There's a strong overlap between content management and KM, and you can get into a sort of turf war over this overlap. See for example this post by Mary Abrahams on "Librarians vs Knowledge managers"
Sometimes the content managers stake a claim for KM, and in these cases, KM becomes a matter of documentation, of taxonomies, of search engines, and loses sight of the tacit knowledge, of communities of practice, of peer assist and AAR.
Sometimes, it seems, KM people stake a claim for content managment. Mary quotes Morgan Wilson, a law librarian, as describing the outcome
"KM ends up cannibalizing the library, creating a two tiered system in which the library is definitely subordinate.

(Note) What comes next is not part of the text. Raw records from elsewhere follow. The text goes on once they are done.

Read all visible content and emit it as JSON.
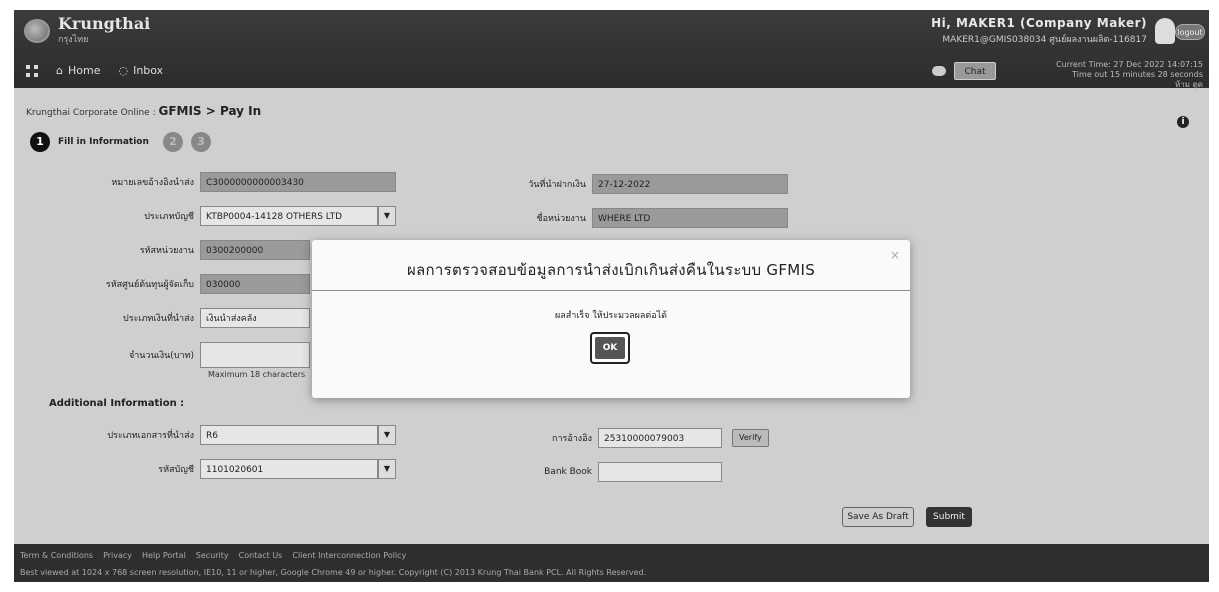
{
  "header": {
    "brand": "Krungthai",
    "brand_sub": "กรุงไทย",
    "nav": {
      "home": "Home",
      "inbox": "Inbox"
    },
    "user": {
      "greeting": "Hi, MAKER1 (Company Maker)",
      "sub": "MAKER1@GMIS038034  ศูนย์ผลงานผลิต-116817"
    },
    "logout_label": "logout",
    "chat_label": "Chat",
    "session": [
      "Current Time: 27 Dec 2022 14:07:15",
      "Time out 15 minutes 28 seconds",
      "ห้าม ดูด"
    ]
  },
  "breadcrumb": {
    "prefix": "Krungthai Corporate Online : ",
    "current": "GFMIS > Pay In"
  },
  "steps": [
    {
      "number": "1",
      "label": "Fill in Information"
    },
    {
      "number": "2",
      "label": ""
    },
    {
      "number": "3",
      "label": ""
    }
  ],
  "form": {
    "left": [
      {
        "label": "หมายเลขอ้างอิงนำส่ง",
        "value": "C3000000000003430"
      },
      {
        "label": "ประเภทบัญชี",
        "value": "KTBP0004-14128 OTHERS LTD"
      },
      {
        "label": "รหัสหน่วยงาน",
        "value": "0300200000"
      },
      {
        "label": "รหัสศูนย์ต้นทุนผู้จัดเก็บ",
        "value": "030000"
      },
      {
        "label": "ประเภทเงินที่นำส่ง",
        "value": "เงินนำส่งคลัง"
      },
      {
        "label": "จำนวนเงิน(บาท)",
        "value": ""
      }
    ],
    "right": [
      {
        "label": "วันที่นำฝากเงิน",
        "value": "27-12-2022"
      },
      {
        "label": "ชื่อหน่วยงาน",
        "value": "WHERE LTD"
      }
    ],
    "amount_hint": "Maximum 18 characters"
  },
  "additional": {
    "title": "Additional Information :",
    "rows": [
      {
        "label": "ประเภทเอกสารที่นำส่ง",
        "value": "R6"
      },
      {
        "label": "รหัสบัญชี",
        "value": "1101020601"
      }
    ],
    "right_rows": [
      {
        "label": "การอ้างอิง",
        "value": "25310000079003",
        "button": "Verify"
      },
      {
        "label": "Bank Book",
        "value": ""
      }
    ]
  },
  "actions": {
    "save_draft": "Save As Draft",
    "submit": "Submit"
  },
  "footer": {
    "links": [
      "Term & Conditions",
      "Privacy",
      "Help Portal",
      "Security",
      "Contact Us",
      "Client Interconnection Policy"
    ],
    "copyright": "Best viewed at 1024 x 768 screen resolution, IE10, 11 or higher, Google Chrome 49 or higher. Copyright (C) 2013 Krung Thai Bank PCL. All Rights Reserved."
  },
  "modal": {
    "title": "ผลการตรวจสอบข้อมูลการนำส่งเบิกเกินส่งคืนในระบบ GFMIS",
    "close": "×",
    "message": "ผลสำเร็จ ให้ประมวลผลต่อได้",
    "ok_label": "OK"
  }
}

The library remains responsible for reference, document delivery and training; time intensive activities which KM doesn’t want to be burdened with. Cataloging remains with the library by default, but it is not appreciated or understood by the KM masters and is marginalized. KM takes on several higher status activities which the librarians used to be responsible for: liaising and outreach with the users in the practice groups, developing the research section of the intranet, working on new ICT projects and managing the library staff. Because KM is taking on additional work, it needs more people. The trouble is that KM professionals are lawyers and are not cheap. To balance the books, the library is shrunk."
The turf-war zone is shown in the venn diagram above, and is defined by two observations
1. Not all knowledge is recorded. I have described recorded knowledge as "explicit knowledge" above, to follow common practice, although this is not the sense in which the term was orginally used.
2. Not all documents and content are explicit knowledge. In fact, very little content is explicit knowledge. Much of it is information, which informs you of things, but doesnt give you know-how, or the ability to make correct decisions, or take correct action (see my post on data/information/knowledge) The explicit knowledge is the advice, the tips and hints, the how-tos, the guidelines and checklists, the procedures and manuals, the training and e-learning material.
So both the content managers/librarians and the KM people can legitimately stake a claim on the overlap area - those few documents or pieces of content which are both knowledge and content. And when they use this claim to expland their empires, then we get into trouble.
So how do we solve the issue? Simple - we work together. Either we sit in one team, which is what my South African colleague Ian Corbett did in De Beers (where the cyber-librarian was a key part of the KM team), or we have two teams but with a common framework and aligned strategies. We don't fight each other, as this puts both content management and KM equally at risk.